Now, why is that important?
In Ephesians 6:10-20, Paul discusses the armor of God. He says that by putting on this armor, we can stand against the schemes of the devil. That means the armor is very important! So what is the armor? Every piece of that armor has to do with Christ-like character.
The belt of truth is honesty. The breastplate of righteousness refers to integrity. The shoes of gospel preparation have to do with your understanding of the gospel and your love for the lost. The shield of faith is your confidence in God’s character. The helmet of salvation is assurance of salvation, which comes from knowing the truth and walking close to the Lord! And you take the sword of the Spirit over time as you faithfully meditate on God’s Word.

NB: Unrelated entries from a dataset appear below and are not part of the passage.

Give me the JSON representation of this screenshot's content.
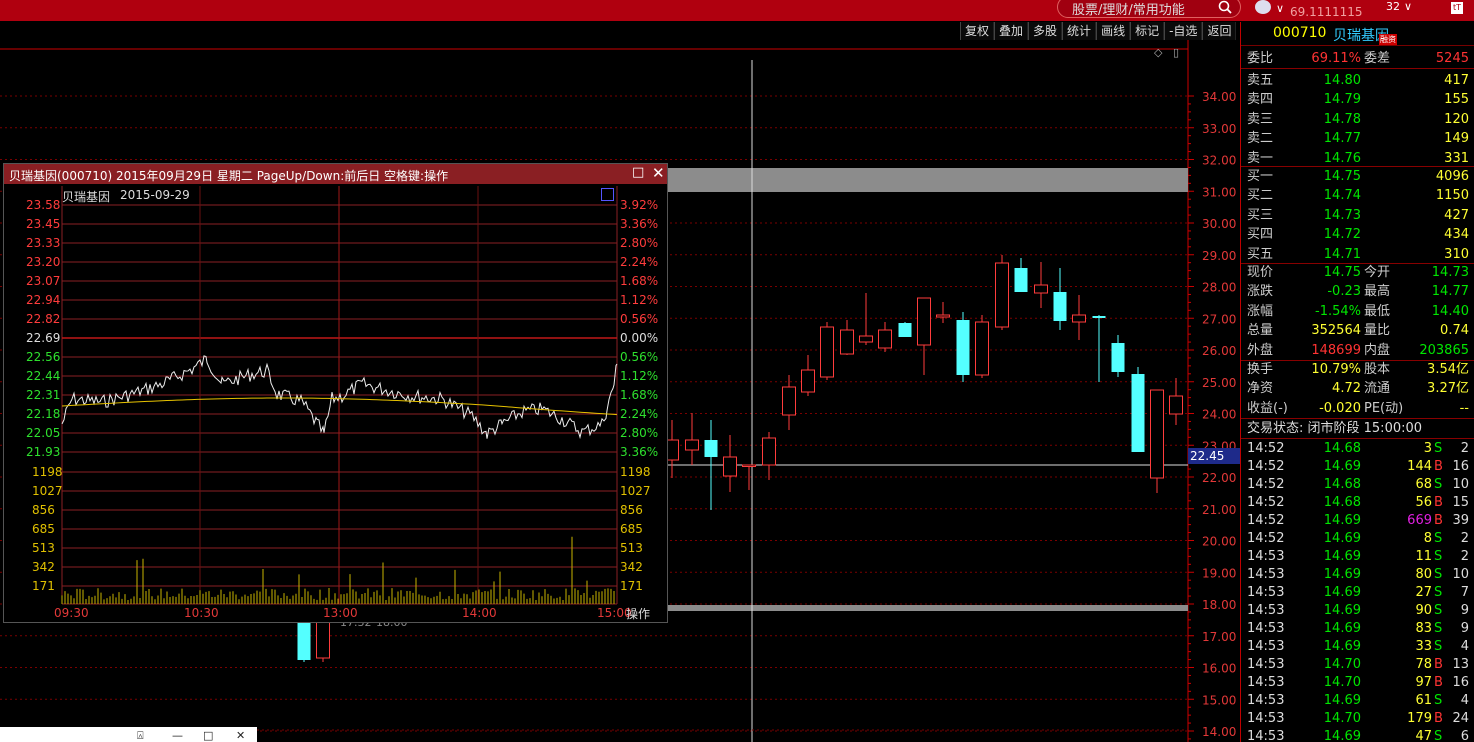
{
  "topbar": {
    "search_placeholder": "股票/理财/常用功能",
    "ticker": "69.1111115",
    "num": "32",
    "chevron": "∨",
    "app_icon": "tT"
  },
  "toolbar": [
    "复权",
    "叠加",
    "多股",
    "统计",
    "画线",
    "标记",
    "-自选",
    "返回"
  ],
  "main_chart": {
    "y_ticks": [
      "34.00",
      "33.00",
      "32.00",
      "31.00",
      "30.00",
      "29.00",
      "28.00",
      "27.00",
      "26.00",
      "25.00",
      "24.00",
      "23.00",
      "22.00",
      "21.00",
      "20.00",
      "19.00",
      "18.00",
      "17.00",
      "16.00",
      "15.00",
      "14.00"
    ],
    "cursor_price": "22.45",
    "candles_hidden_labels": [
      "17.32",
      "18.00"
    ],
    "icons": [
      "◇",
      "▯"
    ]
  },
  "stock": {
    "code": "000710",
    "name": "贝瑞基因",
    "badge": "融资",
    "webi_label": "委比",
    "webi_value": "69.11%",
    "weicha_label": "委差",
    "weicha_value": "5245",
    "asks": [
      {
        "label": "卖五",
        "price": "14.80",
        "vol": "417"
      },
      {
        "label": "卖四",
        "price": "14.79",
        "vol": "155"
      },
      {
        "label": "卖三",
        "price": "14.78",
        "vol": "120"
      },
      {
        "label": "卖二",
        "price": "14.77",
        "vol": "149"
      },
      {
        "label": "卖一",
        "price": "14.76",
        "vol": "331"
      }
    ],
    "bids": [
      {
        "label": "买一",
        "price": "14.75",
        "vol": "4096"
      },
      {
        "label": "买二",
        "price": "14.74",
        "vol": "1150"
      },
      {
        "label": "买三",
        "price": "14.73",
        "vol": "427"
      },
      {
        "label": "买四",
        "price": "14.72",
        "vol": "434"
      },
      {
        "label": "买五",
        "price": "14.71",
        "vol": "310"
      }
    ],
    "stats": [
      {
        "l1": "现价",
        "v1": "14.75",
        "c1": "c-green",
        "l2": "今开",
        "v2": "14.73",
        "c2": "c-green"
      },
      {
        "l1": "涨跌",
        "v1": "-0.23",
        "c1": "c-green",
        "l2": "最高",
        "v2": "14.77",
        "c2": "c-green"
      },
      {
        "l1": "涨幅",
        "v1": "-1.54%",
        "c1": "c-green",
        "l2": "最低",
        "v2": "14.40",
        "c2": "c-green"
      },
      {
        "l1": "总量",
        "v1": "352564",
        "c1": "c-yellow",
        "l2": "量比",
        "v2": "0.74",
        "c2": "c-yellow"
      },
      {
        "l1": "外盘",
        "v1": "148699",
        "c1": "c-red",
        "l2": "内盘",
        "v2": "203865",
        "c2": "c-green"
      }
    ],
    "stats2": [
      {
        "l1": "换手",
        "v1": "10.79%",
        "l2": "股本",
        "v2": "3.54亿"
      },
      {
        "l1": "净资",
        "v1": "4.72",
        "l2": "流通",
        "v2": "3.27亿"
      },
      {
        "l1": "收益(-)",
        "v1": "-0.020",
        "l2": "PE(动)",
        "v2": "--"
      }
    ],
    "trade_status": "交易状态: 闭市阶段 15:00:00",
    "ticks": [
      {
        "t": "14:52",
        "p": "14.68",
        "v": "3",
        "s": "S",
        "n": "2"
      },
      {
        "t": "14:52",
        "p": "14.69",
        "v": "144",
        "s": "B",
        "n": "16"
      },
      {
        "t": "14:52",
        "p": "14.68",
        "v": "68",
        "s": "S",
        "n": "10"
      },
      {
        "t": "14:52",
        "p": "14.68",
        "v": "56",
        "s": "B",
        "n": "15"
      },
      {
        "t": "14:52",
        "p": "14.69",
        "v": "669",
        "s": "B",
        "n": "39"
      },
      {
        "t": "14:52",
        "p": "14.69",
        "v": "8",
        "s": "S",
        "n": "2"
      },
      {
        "t": "14:53",
        "p": "14.69",
        "v": "11",
        "s": "S",
        "n": "2"
      },
      {
        "t": "14:53",
        "p": "14.69",
        "v": "80",
        "s": "S",
        "n": "10"
      },
      {
        "t": "14:53",
        "p": "14.69",
        "v": "27",
        "s": "S",
        "n": "7"
      },
      {
        "t": "14:53",
        "p": "14.69",
        "v": "90",
        "s": "S",
        "n": "9"
      },
      {
        "t": "14:53",
        "p": "14.69",
        "v": "83",
        "s": "S",
        "n": "9"
      },
      {
        "t": "14:53",
        "p": "14.69",
        "v": "33",
        "s": "S",
        "n": "4"
      },
      {
        "t": "14:53",
        "p": "14.70",
        "v": "78",
        "s": "B",
        "n": "13"
      },
      {
        "t": "14:53",
        "p": "14.70",
        "v": "97",
        "s": "B",
        "n": "16"
      },
      {
        "t": "14:53",
        "p": "14.69",
        "v": "61",
        "s": "S",
        "n": "4"
      },
      {
        "t": "14:53",
        "p": "14.70",
        "v": "179",
        "s": "B",
        "n": "24"
      },
      {
        "t": "14:53",
        "p": "14.69",
        "v": "47",
        "s": "S",
        "n": "6"
      }
    ]
  },
  "popup": {
    "title": "贝瑞基因(000710) 2015年09月29日 星期二 PageUp/Down:前后日 空格键:操作",
    "subtitle": "贝瑞基因",
    "date": "2015-09-29",
    "op_label": "操作",
    "max_icon": "□",
    "close_icon": "✕",
    "left_prices": [
      "23.58",
      "23.45",
      "23.33",
      "23.20",
      "23.07",
      "22.94",
      "22.82",
      "22.69",
      "22.56",
      "22.44",
      "22.31",
      "22.18",
      "22.05",
      "21.93"
    ],
    "right_pcts": [
      "3.92%",
      "3.36%",
      "2.80%",
      "2.24%",
      "1.68%",
      "1.12%",
      "0.56%",
      "0.00%",
      "0.56%",
      "1.12%",
      "1.68%",
      "2.24%",
      "2.80%",
      "3.36%"
    ],
    "vol_ticks": [
      "1198",
      "1027",
      "856",
      "685",
      "513",
      "342",
      "171"
    ],
    "time_labels": [
      "09:30",
      "10:30",
      "13:00",
      "14:00",
      "15:00"
    ]
  },
  "miniwin": {
    "icons": [
      "⍓",
      "—",
      "□",
      "✕"
    ]
  }
}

In other words, putting on the armor of God is not just something you do mentally in the shower as you prepare for your day. It is something you do over a lifetime!
No one faces temptation like Joseph faced and gets through it successfully by accident. You have to train for that kind of a performance! And you do so through decades of faithful practice. Your character becomes the armor that protects you from the devil.
But we all know that character is not built overnight. There is a famous saying: “Sow a thought, reap an action; sow an action, reap a habit; sow a habit, reap a character; sow a character, reap a destiny.” If you want to change your character, it starts with your thoughts and actions and with building godly habits.
More in Temptation
March 1, 2020The Temptation of Judah and Joseph, Part 3
February 23, 2020The Temptation of Judah and Joseph, Part 2
February 2, 2020The Temptation of Christ, Parts 3-4 (continuation)